● **Exercise objective**:
All lines in the records below that hold "network" are to be shown.

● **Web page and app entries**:

☆ ☆ ☆ ☆ ☆ ☆ ☆

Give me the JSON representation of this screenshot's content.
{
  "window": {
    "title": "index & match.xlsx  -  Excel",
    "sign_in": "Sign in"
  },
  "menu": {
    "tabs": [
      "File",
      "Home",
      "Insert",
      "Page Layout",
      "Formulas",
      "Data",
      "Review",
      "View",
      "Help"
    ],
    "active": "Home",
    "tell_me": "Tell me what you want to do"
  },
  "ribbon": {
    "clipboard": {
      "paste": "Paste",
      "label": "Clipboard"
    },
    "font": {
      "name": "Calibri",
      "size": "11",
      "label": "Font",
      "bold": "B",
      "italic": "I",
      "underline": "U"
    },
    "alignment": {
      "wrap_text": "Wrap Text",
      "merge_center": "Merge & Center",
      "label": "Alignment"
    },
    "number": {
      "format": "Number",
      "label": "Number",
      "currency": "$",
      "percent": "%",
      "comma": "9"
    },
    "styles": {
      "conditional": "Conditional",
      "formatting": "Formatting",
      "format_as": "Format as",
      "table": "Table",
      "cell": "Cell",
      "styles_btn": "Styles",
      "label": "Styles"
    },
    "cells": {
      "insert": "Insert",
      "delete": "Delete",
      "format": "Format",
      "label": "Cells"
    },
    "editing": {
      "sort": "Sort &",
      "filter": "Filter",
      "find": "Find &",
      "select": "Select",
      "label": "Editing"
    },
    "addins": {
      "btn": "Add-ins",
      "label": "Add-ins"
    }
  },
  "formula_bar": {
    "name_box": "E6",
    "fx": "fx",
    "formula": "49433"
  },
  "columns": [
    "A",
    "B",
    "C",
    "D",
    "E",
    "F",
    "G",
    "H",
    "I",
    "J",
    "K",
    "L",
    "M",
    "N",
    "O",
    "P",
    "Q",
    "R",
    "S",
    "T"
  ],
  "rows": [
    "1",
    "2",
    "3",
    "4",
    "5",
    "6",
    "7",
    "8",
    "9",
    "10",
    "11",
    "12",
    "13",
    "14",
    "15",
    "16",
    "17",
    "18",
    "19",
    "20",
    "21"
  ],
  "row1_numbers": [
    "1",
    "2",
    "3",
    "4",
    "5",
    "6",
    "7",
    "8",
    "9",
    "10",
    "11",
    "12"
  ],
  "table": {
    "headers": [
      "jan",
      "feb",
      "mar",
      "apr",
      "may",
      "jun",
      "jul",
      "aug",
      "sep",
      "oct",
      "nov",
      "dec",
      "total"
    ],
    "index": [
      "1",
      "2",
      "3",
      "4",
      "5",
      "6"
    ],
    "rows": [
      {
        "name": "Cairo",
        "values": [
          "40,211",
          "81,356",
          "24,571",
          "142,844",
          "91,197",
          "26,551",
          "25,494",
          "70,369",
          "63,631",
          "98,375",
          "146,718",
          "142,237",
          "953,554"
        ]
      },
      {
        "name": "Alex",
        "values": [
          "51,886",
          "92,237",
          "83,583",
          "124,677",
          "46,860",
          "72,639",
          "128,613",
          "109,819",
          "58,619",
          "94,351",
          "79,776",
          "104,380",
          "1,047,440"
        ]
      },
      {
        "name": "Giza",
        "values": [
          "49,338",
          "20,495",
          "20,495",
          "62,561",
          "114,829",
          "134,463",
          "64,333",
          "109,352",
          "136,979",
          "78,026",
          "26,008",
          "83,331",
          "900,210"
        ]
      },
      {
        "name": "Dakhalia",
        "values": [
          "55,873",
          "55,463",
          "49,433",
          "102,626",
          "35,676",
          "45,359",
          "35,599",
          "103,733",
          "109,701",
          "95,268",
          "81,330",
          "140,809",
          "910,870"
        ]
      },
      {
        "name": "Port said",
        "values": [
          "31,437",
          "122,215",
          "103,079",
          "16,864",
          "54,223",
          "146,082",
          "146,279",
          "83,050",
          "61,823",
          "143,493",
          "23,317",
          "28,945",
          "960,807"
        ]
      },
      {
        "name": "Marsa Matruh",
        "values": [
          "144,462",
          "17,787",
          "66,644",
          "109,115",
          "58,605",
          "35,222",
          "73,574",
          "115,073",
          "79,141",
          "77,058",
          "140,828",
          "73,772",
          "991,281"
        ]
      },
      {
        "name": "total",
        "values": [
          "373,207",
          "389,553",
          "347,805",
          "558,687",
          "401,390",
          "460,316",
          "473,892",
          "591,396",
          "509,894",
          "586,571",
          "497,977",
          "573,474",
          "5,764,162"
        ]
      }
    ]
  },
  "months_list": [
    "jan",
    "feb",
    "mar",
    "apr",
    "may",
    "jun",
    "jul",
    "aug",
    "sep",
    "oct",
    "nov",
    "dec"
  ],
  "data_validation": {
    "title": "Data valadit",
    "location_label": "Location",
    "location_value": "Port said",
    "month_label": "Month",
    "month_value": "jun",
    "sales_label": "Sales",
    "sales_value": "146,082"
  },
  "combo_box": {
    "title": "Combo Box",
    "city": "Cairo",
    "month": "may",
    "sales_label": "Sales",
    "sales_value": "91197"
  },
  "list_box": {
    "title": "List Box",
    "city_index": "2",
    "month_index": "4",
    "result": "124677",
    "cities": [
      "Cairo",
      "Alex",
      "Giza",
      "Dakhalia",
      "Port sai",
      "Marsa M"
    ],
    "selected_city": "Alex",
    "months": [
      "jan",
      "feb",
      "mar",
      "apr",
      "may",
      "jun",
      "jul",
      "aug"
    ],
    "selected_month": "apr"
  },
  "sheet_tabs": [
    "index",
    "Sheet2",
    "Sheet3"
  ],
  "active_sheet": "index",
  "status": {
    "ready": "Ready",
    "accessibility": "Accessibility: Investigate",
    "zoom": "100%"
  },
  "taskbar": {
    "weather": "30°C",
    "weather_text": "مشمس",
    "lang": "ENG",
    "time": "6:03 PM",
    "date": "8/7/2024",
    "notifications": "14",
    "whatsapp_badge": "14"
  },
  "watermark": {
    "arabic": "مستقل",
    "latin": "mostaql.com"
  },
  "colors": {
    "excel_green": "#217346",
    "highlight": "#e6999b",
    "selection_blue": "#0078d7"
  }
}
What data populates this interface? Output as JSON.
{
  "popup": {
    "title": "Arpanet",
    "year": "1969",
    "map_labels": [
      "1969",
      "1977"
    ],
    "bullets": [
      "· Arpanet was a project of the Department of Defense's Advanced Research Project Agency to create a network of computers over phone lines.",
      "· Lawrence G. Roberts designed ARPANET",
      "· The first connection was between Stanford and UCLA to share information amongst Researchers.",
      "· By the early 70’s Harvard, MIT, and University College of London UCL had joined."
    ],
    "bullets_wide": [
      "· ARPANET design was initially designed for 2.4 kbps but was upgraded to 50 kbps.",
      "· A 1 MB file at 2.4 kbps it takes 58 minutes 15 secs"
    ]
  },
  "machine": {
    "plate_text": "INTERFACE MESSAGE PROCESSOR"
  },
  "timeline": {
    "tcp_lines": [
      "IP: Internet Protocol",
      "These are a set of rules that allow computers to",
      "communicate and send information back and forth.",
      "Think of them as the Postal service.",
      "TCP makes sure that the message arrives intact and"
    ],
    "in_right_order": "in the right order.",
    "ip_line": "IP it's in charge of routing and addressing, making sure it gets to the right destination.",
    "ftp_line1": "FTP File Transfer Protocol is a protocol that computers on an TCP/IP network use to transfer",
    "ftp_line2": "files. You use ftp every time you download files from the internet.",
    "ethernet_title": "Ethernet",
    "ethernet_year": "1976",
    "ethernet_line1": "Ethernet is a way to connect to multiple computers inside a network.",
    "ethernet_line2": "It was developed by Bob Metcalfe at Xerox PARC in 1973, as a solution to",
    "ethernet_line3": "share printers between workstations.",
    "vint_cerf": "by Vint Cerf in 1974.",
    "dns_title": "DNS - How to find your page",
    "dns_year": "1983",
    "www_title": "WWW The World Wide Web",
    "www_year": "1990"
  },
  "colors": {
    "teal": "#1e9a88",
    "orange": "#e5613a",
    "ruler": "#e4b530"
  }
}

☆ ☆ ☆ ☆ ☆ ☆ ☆

● **Task result**:
      "· Arpanet was a project of the Department of Defense's Advanced Research Project Agency to create a network of computers over phone lines.",
    "ftp_line1": "FTP File Transfer Protocol is a protocol that computers on an TCP/IP network use to transfer",
    "ethernet_line1": "Ethernet is a way to connect to multiple computers inside a network.",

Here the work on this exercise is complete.